“It’s something (raising the US gasoline tax) that I would certainly consider,” as an aim to fund government infrastructure aspirations. Trump said this as part of a greater conversation about last week's tax plan, adding that "everything is a starting point." Earlier, House Representative Bill Shuster voiced the same sentiments on the subject: “The dollars are out there, so we get a piece of that.. Everything’s going to be on the table.”
As Bloomberg notes, the gas tax feeds into Highway Trust Fund and hasn’t been raised since 1993. Currently, the US federal excise tax on gasoline is 18.4 cents per gallon and 24.4 cents per gallon for diesel fuel. Wikipedia claims: "Federal fuel taxes raised USD35.2bn in Fiscal Year 2014, with 25.0bn raised from gasoline taxes and 10.2bn raised from taxes on diesel and special motor fuels."
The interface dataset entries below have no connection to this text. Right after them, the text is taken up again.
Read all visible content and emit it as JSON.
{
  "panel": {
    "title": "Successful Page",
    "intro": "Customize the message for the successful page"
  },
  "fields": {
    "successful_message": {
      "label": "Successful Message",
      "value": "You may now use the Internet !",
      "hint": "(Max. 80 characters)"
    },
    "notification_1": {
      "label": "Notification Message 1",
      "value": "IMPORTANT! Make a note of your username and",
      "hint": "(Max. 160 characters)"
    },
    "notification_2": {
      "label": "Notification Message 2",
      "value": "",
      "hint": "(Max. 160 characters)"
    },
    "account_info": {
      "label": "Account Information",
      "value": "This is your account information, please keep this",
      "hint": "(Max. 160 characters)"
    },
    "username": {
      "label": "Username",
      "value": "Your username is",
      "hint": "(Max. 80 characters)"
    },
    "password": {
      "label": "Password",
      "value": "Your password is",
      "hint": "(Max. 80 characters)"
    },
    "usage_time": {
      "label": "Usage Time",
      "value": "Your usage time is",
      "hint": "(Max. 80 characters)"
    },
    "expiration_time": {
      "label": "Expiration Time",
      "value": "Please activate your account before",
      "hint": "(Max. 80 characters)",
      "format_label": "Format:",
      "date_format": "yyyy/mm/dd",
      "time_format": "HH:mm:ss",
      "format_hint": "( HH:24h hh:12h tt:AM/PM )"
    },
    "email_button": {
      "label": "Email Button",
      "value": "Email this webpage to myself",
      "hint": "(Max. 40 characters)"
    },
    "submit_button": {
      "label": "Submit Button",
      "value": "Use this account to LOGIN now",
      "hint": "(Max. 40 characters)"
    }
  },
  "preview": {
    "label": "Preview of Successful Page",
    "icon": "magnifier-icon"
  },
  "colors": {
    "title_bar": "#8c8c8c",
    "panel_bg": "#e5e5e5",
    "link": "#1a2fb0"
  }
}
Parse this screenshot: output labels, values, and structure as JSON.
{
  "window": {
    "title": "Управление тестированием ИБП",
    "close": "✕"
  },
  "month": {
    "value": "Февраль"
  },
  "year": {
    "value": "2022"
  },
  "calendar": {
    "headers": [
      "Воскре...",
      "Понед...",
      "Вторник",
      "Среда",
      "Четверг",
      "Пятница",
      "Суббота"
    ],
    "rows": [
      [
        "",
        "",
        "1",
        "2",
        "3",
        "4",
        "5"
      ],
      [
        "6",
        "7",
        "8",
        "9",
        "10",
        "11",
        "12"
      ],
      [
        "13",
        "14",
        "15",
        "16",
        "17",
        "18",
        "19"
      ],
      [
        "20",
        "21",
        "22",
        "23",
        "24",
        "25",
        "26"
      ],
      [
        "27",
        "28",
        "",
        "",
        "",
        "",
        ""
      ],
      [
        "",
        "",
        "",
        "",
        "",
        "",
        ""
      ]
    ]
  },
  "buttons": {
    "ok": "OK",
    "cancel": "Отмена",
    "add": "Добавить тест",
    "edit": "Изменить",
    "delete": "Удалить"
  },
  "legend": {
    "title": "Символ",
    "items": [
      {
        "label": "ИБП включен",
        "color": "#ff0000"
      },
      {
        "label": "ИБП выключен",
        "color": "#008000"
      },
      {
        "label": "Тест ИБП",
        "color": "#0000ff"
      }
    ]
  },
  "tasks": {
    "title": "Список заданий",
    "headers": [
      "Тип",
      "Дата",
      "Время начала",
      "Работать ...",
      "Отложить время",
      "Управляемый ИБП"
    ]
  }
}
In an article from March 2015, The Tax Foundation wrote an article comparing US gas tax rates to other countries globally: "The US combined gas tax rate ($0.53 per gallon) is actually a lot lower than rates in other industrialized countries. According to data from the OECD, the average gas tax rate among the 34 advanced economies is $2.62 per gallon. In fact, the US gas tax is the second lowest (Mexico is the only country without a gas tax) and has a rate less than half of that of the next highest country, Canada, which has a rate of $1.25 per gallon."